Really, Toy Guns Are Dangerous for Your Eyes
Some people think Nerf darts are safe because they’re ‘soft.’ But three patients at the heart of a medical report all had days or weeks of pain and blurred vision from toy dart injuries.
The report, published in BMJ Case Reports, reinforces what that the American Academy of Ophthalmology has said many times. Projectile toys are not safe. The three cases, treated at Moorfield’s Eye Hospital in the United Kingdom, underscore the serious nature of eye injuries during playtime.
An article by the BBC about the BMJ report highlights another potential danger.

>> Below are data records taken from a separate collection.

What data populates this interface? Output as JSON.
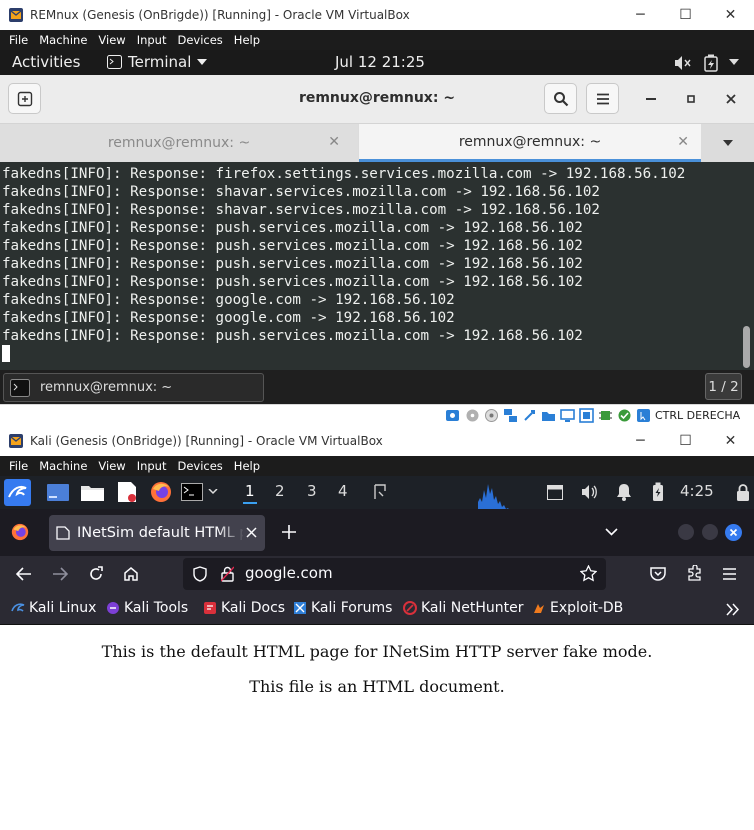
{
  "vm1": {
    "title": "REMnux (Genesis (OnBrigde)) [Running] - Oracle VM VirtualBox",
    "menu": [
      "File",
      "Machine",
      "View",
      "Input",
      "Devices",
      "Help"
    ],
    "gnome": {
      "activities": "Activities",
      "app": "Terminal",
      "clock": "Jul 12  21:25"
    },
    "terminal": {
      "window_title": "remnux@remnux: ~",
      "tabs": [
        {
          "label": "remnux@remnux: ~",
          "active": false
        },
        {
          "label": "remnux@remnux: ~",
          "active": true
        }
      ],
      "lines": [
        "fakedns[INFO]: Response: firefox.settings.services.mozilla.com -> 192.168.56.102",
        "fakedns[INFO]: Response: shavar.services.mozilla.com -> 192.168.56.102",
        "fakedns[INFO]: Response: shavar.services.mozilla.com -> 192.168.56.102",
        "fakedns[INFO]: Response: push.services.mozilla.com -> 192.168.56.102",
        "fakedns[INFO]: Response: push.services.mozilla.com -> 192.168.56.102",
        "fakedns[INFO]: Response: push.services.mozilla.com -> 192.168.56.102",
        "fakedns[INFO]: Response: push.services.mozilla.com -> 192.168.56.102",
        "fakedns[INFO]: Response: google.com -> 192.168.56.102",
        "fakedns[INFO]: Response: google.com -> 192.168.56.102",
        "fakedns[INFO]: Response: push.services.mozilla.com -> 192.168.56.102"
      ]
    },
    "taskbar": {
      "task_label": "remnux@remnux: ~",
      "page": "1 / 2"
    },
    "status": {
      "host_key": "CTRL DERECHA"
    }
  },
  "vm2": {
    "title": "Kali (Genesis (OnBridge)) [Running] - Oracle VM VirtualBox",
    "menu": [
      "File",
      "Machine",
      "View",
      "Input",
      "Devices",
      "Help"
    ],
    "panel": {
      "workspaces": [
        "1",
        "2",
        "3",
        "4"
      ],
      "clock": "4:25"
    },
    "firefox": {
      "tab_title": "INetSim default HTML page",
      "url": "google.com",
      "bookmarks": [
        "Kali Linux",
        "Kali Tools",
        "Kali Docs",
        "Kali Forums",
        "Kali NetHunter",
        "Exploit-DB"
      ]
    },
    "page": {
      "line1": "This is the default HTML page for INetSim HTTP server fake mode.",
      "line2": "This file is an HTML document."
    }
  },
  "colors": {
    "vbox_menu_bg": "#1c1c1c",
    "terminal_bg": "#2b3130",
    "tab_accent": "#4a90d9",
    "kali_blue": "#367bf0",
    "firefox_bg": "#2b2a33"
  }
}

Off-brand replacement darts can be harder than the Nerf brand, causing even more damage.
The Academy stands by its guidance about projectile toys:
- They are unsafe and you should think about buying something else.
- If you do buy them for your children, supervise them while they play.
- Always follow manufacturer warnings and age guidelines.
According to the United States’ Consumer Product Safety Commission’s 2018 report, emergency rooms in the U.S. treated more than a quarter million toy-related injuries in 2017. Make sure you choose safe toys for your kids’ health and your own peace of mind.
Other Projectile Toys to Avoid
The American Academy of Ophthalmology recommends that consumers avoid purchasing projectile-firing toys due to safety concerns. If your children are playing with these types of toys, everyone, even adults, should wear eye protection to block flying objects from entering their eyes.
Some toy crossbows can shoot arrows nearly 150 feet. Even if arrows are foam and plastic, the impact at close range can cause serious eye damage. Typical injuries from plastic projectiles include corneal abrasions that can scar over when healed, permanently affecting vision.
Steel lawn darts became a staple of outdoor fun but were banned in the late 1980s after a significant number of children sustained injuries and some died. Other types of darts remain on the market and can impact the eye, causing injuries such as bleeding in the eye (known as hyphema), which itself raises the risk of developing glaucoma later on.
Content shared from AAO.org